[xix] Selam Gebrekidan, “Shale boom turns North Dakota into No. 3 oil producer,” Reuters, March 8, 2012, https://www.reuters.com/article/us-oil-output-bakken/shale-boom-turns-north-dakota-into-no-3-oil-producer-idUSBRE82714V20120308.
[xx] Andrew Ashley, “Should We Stay or Should We Go?: A Study of Indian IT Migrants in Raleigh-Durham, North Carolina: Deciding to Stay in the United States or Return to India,” University of Kentucky, 2015, https://uknowledge.uky.edu/cgi/viewcontent.cgi?article=1048&context=geography_etds.
[xxi] “The Contributions of New Americans in North Dakota,” New American Economy, August 2016, http://research.newamericaneconomy.org/wp-content/uploads/2017/02/nae-nd-report.pdf.

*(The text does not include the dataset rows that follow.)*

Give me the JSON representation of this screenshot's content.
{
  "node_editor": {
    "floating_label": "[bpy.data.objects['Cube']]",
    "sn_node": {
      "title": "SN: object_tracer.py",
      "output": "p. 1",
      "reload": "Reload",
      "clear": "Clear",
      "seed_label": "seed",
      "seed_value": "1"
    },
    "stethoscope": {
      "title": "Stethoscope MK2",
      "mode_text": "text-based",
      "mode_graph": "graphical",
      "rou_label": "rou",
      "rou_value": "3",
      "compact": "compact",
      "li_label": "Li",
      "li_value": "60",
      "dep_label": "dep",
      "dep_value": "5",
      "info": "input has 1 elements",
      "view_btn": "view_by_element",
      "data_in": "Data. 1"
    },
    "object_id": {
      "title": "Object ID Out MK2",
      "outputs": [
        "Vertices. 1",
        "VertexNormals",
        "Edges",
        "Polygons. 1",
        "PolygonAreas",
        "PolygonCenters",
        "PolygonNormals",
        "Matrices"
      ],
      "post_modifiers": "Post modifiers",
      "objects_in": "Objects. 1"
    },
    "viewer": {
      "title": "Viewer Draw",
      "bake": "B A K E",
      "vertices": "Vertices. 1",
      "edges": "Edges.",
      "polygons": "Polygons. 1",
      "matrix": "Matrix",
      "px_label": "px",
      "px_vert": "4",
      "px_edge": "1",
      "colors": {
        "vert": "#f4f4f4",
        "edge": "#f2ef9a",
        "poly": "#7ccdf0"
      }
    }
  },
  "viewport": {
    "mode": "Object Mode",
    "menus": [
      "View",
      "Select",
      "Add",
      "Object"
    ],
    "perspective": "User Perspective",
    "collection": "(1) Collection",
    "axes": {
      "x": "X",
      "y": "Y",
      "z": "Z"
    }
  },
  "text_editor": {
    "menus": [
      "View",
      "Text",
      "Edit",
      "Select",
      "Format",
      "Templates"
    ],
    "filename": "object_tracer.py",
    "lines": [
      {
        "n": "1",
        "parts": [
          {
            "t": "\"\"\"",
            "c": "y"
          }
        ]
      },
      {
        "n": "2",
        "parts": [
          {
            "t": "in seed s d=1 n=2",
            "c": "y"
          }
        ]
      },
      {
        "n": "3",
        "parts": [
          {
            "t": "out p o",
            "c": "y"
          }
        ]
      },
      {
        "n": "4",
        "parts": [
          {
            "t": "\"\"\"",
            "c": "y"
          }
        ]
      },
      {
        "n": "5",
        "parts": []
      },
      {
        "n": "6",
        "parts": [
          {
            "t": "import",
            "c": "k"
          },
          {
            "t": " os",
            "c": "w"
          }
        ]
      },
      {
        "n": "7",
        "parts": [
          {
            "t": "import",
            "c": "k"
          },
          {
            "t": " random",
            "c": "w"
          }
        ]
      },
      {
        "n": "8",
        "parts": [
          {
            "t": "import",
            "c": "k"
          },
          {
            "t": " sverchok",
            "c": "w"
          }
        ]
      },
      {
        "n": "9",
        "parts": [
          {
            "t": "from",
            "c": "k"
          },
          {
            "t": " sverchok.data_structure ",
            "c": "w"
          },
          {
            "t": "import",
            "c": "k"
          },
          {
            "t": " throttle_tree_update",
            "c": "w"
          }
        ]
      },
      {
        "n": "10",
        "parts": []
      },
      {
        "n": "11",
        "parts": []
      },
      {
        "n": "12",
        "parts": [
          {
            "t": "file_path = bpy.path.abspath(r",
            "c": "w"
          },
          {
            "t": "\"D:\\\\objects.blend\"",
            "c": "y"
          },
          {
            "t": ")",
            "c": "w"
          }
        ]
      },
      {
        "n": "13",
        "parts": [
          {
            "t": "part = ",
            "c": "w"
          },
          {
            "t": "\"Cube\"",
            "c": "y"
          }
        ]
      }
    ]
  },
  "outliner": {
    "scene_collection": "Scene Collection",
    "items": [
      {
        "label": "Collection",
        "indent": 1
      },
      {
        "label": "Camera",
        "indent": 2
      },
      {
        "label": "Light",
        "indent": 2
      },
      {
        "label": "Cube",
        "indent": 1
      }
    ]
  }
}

[xxii] “The Contributions of New Americans in North Dakota,” New American Economy, August 2016, http://research.newamericaneconomy.org/wp-content/uploads/2017/02/nae-nd-report.pdf.
“FACTS YOU CAN USE To Prove That High-Skilled Immigration is Good for America’s Workforce and Economy,” Information Technology Industry Council, Accessed December 2019, https://www.itic.org/dotAsset/66be841e-598d-46d2-9a6b-a7800f8b10fc.pdf.
Alex Nowrasteh, “Boost Highly Skilled Immigration,” Cato Institute, November 17, 2014, https://www.cato.org/publications/cato-online-forum/boost-highly-skilled-immigration.
Alex Nowrasteh and Andrew Forrester, “Immigrants Recognize American Greatness: Immigrants and Their Descendants Are Patriotic and Trust America’s Governing Institutions,” Cato Institute, February 4, 2019, https://www.cato.org/publications/immigration-research-policy-brief/immigrants-recognize-american-greatness-immigrants.
[xxiii] Anna Giaritelli, “Displaced worker dishes dirt on Disney's H-1B layoffs,” Washington Examiner, February 25, 2016, https://www.washingtonexaminer.com/displaced-worker-dishes-dirt-on-disneys-h-1b-layoffs.
[xxiv] Spencer Raley, “Intel Lays off U.S. Citizens While Lobbying to Increase Cap on H-1B Visas,” Immigration Reform, April 22, 2016, https://www.immigrationreform.com/2016/04/22/intel-lays-off-u-s-citizens-while-lobbying-to-increase-cap-on-h-1b-visas/.